Luxury homes for €99,950 as receiver orders fire-sale
DOZENS of luxury homes are going back on the market at fire-sale prices after a receiver took over a half-completed estate.
Selling prices for large three-bedroom semi-detached houses in the upmarket Battery Court development in Longford town are now being sold for less than half their asking price during the height of the property boom.
Three-bedroom semi-detached houses that started at €250,000 will now range between a modest €99,950 and €117,950 when they go back on the market on April 24 and 25.
Four-bedroom detached homes that once commanded a minimum asking price of €385,000 will also be up for grabs for between €205,000 and €219,000. In all, 47 properties ranging in size from 1,000 to 2,055 sq ft set on large private gardens have been resurrected after the half-completed estate became a virtual ghost town when developers Grealy Group went into meltdown during the property collapse.
The development went into receivership six months ago. However, receiver Ray McDwyer has since seen to it that the unfinished properties have been completed and put back on the market.

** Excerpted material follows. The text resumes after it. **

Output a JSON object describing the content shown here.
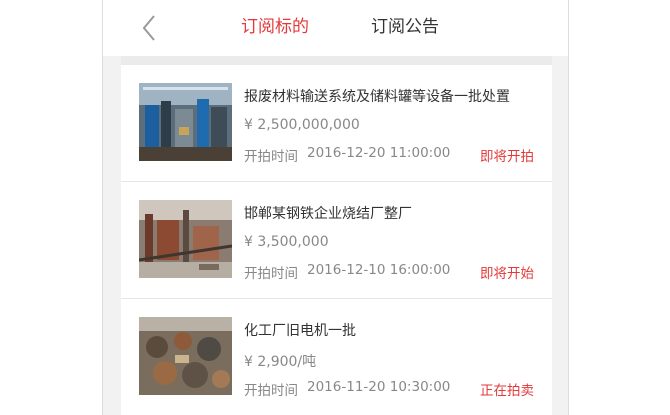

Auctioneer Don Crotty, of Crotty Auctioneers in Cavan, said: "Under instructions from the receiver Ray McDwyer, Crotty Auctioneers took over the development and spent the last seven months cleaning up the site and carrying out repairs and maintenance to the existing structures."
Mr Crotty said selling off unfinished estates at bargain prices "is the way forward".
He added: "People have to have homes to live in and it is three years since houses were bought in this country.
"Half-finished developments do nothing for towns and I would say that we have reached the bottom of the market now."
The sale comes less than a month after apartments at Tailteann Court in Mullingar, Co Westmeath, went on sale last month starting at €69,950.
The developer had built 63 apartments but sold none before National Irish Bank appointed receiver John McStay on foot of debts of €7.8m.
Prices started at €69,950 for one-bedroom apartments, €82,450 for two-bedroom units and €98,000 for three-bed units -- or approximately half of what they were at the peak of the boom.